[Web page and app entries]
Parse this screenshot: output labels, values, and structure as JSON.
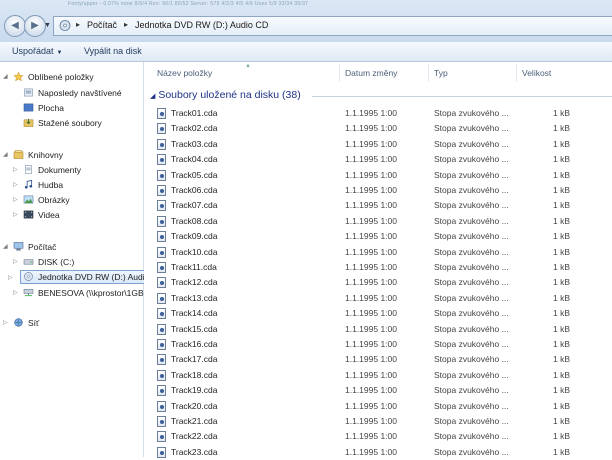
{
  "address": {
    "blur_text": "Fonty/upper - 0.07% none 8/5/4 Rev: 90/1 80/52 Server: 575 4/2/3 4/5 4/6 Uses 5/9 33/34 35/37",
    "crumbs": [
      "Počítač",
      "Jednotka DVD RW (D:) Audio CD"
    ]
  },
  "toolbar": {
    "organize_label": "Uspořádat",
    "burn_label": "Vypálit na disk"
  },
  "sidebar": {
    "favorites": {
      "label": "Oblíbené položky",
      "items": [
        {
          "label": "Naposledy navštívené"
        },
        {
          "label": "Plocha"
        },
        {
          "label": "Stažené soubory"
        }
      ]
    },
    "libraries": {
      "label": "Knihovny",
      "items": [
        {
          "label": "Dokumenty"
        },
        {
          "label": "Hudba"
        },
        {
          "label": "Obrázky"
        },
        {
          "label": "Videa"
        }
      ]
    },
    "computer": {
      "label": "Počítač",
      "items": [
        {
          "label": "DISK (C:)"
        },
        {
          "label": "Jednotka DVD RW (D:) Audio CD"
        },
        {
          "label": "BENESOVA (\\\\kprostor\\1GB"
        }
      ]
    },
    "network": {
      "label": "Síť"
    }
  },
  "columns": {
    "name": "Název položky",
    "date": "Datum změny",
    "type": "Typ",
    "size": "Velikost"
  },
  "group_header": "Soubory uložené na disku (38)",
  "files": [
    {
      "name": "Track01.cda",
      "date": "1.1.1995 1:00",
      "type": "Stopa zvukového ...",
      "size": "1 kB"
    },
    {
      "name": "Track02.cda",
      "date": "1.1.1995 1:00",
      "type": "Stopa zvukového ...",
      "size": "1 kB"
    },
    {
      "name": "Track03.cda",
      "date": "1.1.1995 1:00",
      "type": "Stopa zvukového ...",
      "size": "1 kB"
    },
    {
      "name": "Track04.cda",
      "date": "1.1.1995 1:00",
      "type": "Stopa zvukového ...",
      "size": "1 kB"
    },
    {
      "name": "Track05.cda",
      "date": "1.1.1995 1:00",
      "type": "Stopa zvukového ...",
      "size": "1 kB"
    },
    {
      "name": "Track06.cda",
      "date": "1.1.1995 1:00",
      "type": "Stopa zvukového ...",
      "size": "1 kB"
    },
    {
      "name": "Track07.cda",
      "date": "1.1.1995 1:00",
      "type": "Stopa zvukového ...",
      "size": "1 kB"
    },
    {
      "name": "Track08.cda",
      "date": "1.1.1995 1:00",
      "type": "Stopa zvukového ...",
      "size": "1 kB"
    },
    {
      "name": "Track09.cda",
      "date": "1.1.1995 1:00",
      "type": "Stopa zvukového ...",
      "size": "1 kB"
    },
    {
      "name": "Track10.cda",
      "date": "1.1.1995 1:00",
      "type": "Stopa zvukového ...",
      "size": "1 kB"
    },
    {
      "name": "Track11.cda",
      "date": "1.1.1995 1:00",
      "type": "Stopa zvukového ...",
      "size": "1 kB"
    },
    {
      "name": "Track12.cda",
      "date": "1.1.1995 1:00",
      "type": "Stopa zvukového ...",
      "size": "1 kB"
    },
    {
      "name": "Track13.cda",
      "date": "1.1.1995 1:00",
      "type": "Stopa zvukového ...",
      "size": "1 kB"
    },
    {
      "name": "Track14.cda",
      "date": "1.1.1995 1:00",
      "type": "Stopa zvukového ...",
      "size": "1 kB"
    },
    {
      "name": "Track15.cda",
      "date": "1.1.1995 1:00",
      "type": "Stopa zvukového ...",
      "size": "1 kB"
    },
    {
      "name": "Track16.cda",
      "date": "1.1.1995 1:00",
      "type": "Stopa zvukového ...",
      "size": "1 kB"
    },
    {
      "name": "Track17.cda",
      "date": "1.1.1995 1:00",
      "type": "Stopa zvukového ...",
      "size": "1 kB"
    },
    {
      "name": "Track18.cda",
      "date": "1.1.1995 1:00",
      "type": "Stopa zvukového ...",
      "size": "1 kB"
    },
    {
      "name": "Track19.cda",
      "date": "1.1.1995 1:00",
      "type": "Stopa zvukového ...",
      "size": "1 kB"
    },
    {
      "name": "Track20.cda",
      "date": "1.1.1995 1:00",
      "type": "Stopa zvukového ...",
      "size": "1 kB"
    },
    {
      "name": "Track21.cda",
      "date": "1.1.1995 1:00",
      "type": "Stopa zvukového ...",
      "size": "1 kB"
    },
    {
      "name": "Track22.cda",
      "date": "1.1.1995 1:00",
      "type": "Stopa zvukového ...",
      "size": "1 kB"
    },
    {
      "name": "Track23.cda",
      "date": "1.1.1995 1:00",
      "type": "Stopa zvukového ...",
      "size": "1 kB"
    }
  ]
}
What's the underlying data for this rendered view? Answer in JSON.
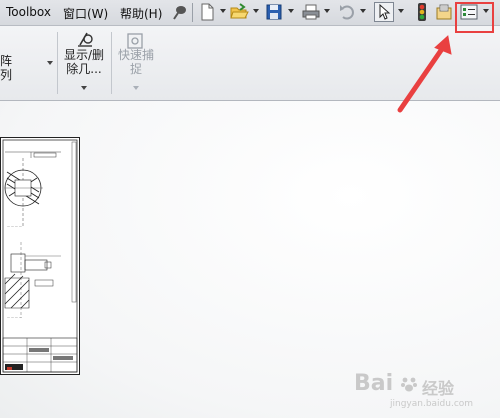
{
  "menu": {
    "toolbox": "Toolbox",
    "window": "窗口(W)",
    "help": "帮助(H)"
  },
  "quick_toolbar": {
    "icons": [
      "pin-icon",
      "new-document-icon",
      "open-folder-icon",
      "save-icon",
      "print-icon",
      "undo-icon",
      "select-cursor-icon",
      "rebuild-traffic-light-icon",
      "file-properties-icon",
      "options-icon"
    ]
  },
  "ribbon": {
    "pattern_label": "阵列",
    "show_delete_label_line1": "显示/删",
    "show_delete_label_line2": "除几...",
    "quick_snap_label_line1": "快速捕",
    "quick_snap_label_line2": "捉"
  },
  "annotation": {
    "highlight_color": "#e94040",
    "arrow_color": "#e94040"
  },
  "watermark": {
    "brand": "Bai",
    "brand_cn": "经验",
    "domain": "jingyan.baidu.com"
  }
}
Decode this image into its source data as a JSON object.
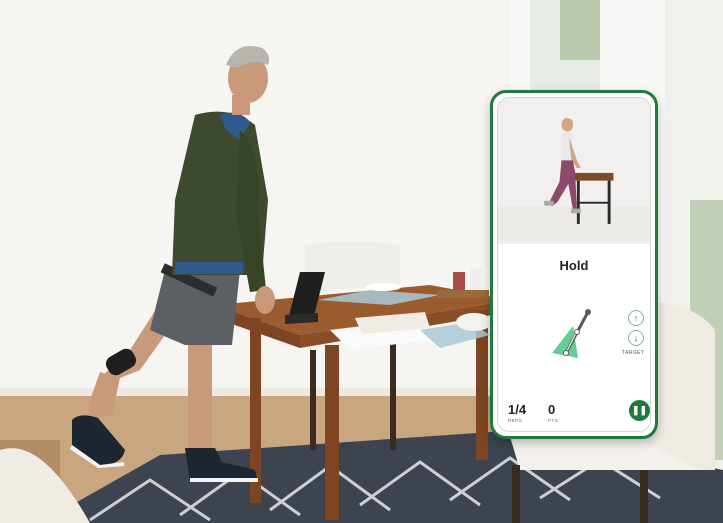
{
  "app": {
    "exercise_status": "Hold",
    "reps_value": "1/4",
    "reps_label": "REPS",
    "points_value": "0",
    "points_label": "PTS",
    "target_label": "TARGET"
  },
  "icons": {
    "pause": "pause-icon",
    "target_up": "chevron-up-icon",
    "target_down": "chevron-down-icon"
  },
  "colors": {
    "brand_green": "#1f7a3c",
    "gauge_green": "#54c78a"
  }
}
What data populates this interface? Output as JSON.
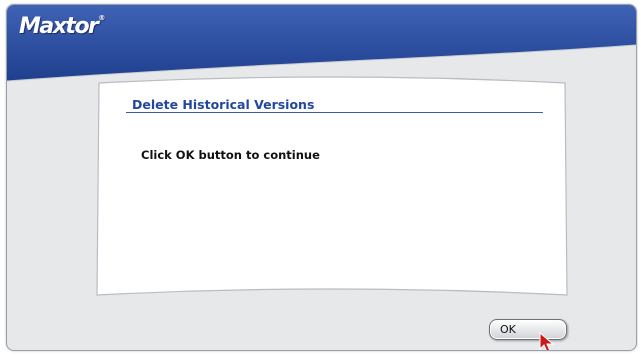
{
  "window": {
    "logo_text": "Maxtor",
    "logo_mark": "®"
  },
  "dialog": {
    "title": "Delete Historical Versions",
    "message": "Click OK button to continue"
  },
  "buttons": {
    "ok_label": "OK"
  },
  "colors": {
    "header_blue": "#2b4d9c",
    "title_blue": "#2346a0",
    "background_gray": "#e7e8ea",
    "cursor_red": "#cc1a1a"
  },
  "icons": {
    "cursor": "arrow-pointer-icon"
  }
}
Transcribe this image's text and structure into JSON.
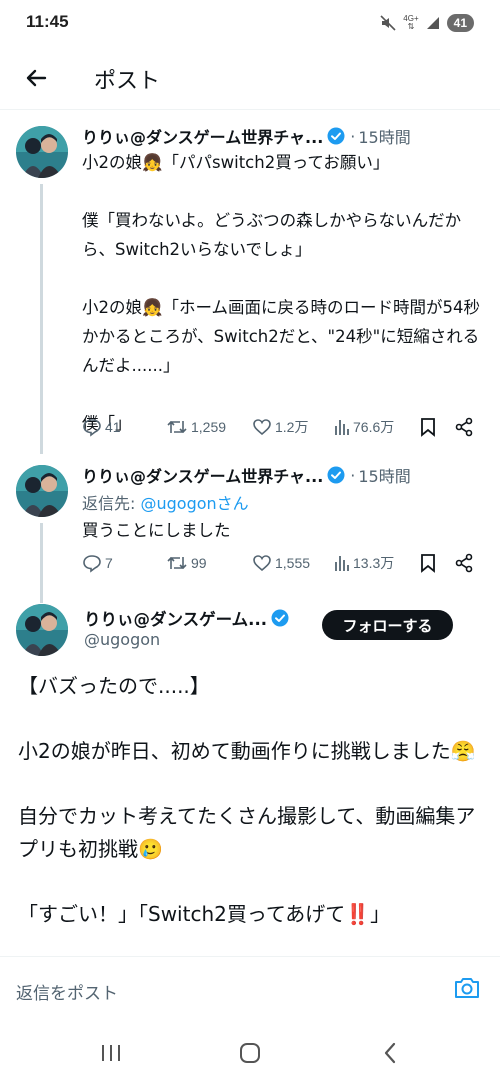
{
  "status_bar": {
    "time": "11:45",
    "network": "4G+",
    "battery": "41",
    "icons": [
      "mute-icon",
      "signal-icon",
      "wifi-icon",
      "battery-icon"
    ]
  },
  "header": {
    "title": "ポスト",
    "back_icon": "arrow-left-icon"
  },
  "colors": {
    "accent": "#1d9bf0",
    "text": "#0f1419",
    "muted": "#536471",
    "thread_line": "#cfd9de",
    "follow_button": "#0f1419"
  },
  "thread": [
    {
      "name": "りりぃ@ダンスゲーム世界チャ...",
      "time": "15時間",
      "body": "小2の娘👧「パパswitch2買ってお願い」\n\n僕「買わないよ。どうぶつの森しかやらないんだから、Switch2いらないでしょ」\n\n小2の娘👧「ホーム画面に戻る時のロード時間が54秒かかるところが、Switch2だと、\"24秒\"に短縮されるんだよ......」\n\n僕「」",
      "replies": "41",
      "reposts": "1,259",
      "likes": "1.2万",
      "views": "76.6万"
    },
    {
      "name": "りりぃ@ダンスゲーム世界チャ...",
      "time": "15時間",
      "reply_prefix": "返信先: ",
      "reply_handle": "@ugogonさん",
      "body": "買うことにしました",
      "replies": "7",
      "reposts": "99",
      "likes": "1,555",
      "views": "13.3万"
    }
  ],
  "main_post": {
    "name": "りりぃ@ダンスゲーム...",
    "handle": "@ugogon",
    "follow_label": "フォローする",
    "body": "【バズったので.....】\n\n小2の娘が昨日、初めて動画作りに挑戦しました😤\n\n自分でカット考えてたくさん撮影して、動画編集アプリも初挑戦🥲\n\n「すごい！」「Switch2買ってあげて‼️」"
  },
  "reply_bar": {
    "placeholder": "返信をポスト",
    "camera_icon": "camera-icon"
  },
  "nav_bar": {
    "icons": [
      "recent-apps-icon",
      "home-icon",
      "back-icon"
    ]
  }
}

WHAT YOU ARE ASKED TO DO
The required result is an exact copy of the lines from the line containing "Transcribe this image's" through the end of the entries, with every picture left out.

YOUR SOLUTION
Transcribe this image's text and structure into JSON.
{
  "status_bar": {
    "time": "11:45",
    "network": "4G+",
    "battery": "41",
    "icons": [
      "mute-icon",
      "signal-icon",
      "wifi-icon",
      "battery-icon"
    ]
  },
  "header": {
    "title": "ポスト",
    "back_icon": "arrow-left-icon"
  },
  "colors": {
    "accent": "#1d9bf0",
    "text": "#0f1419",
    "muted": "#536471",
    "thread_line": "#cfd9de",
    "follow_button": "#0f1419"
  },
  "thread": [
    {
      "name": "りりぃ@ダンスゲーム世界チャ...",
      "time": "15時間",
      "body": "小2の娘👧「パパswitch2買ってお願い」\n\n僕「買わないよ。どうぶつの森しかやらないんだから、Switch2いらないでしょ」\n\n小2の娘👧「ホーム画面に戻る時のロード時間が54秒かかるところが、Switch2だと、\"24秒\"に短縮されるんだよ......」\n\n僕「」",
      "replies": "41",
      "reposts": "1,259",
      "likes": "1.2万",
      "views": "76.6万"
    },
    {
      "name": "りりぃ@ダンスゲーム世界チャ...",
      "time": "15時間",
      "reply_prefix": "返信先: ",
      "reply_handle": "@ugogonさん",
      "body": "買うことにしました",
      "replies": "7",
      "reposts": "99",
      "likes": "1,555",
      "views": "13.3万"
    }
  ],
  "main_post": {
    "name": "りりぃ@ダンスゲーム...",
    "handle": "@ugogon",
    "follow_label": "フォローする",
    "body": "【バズったので.....】\n\n小2の娘が昨日、初めて動画作りに挑戦しました😤\n\n自分でカット考えてたくさん撮影して、動画編集アプリも初挑戦🥲\n\n「すごい！」「Switch2買ってあげて‼️」"
  },
  "reply_bar": {
    "placeholder": "返信をポスト",
    "camera_icon": "camera-icon"
  },
  "nav_bar": {
    "icons": [
      "recent-apps-icon",
      "home-icon",
      "back-icon"
    ]
  }
}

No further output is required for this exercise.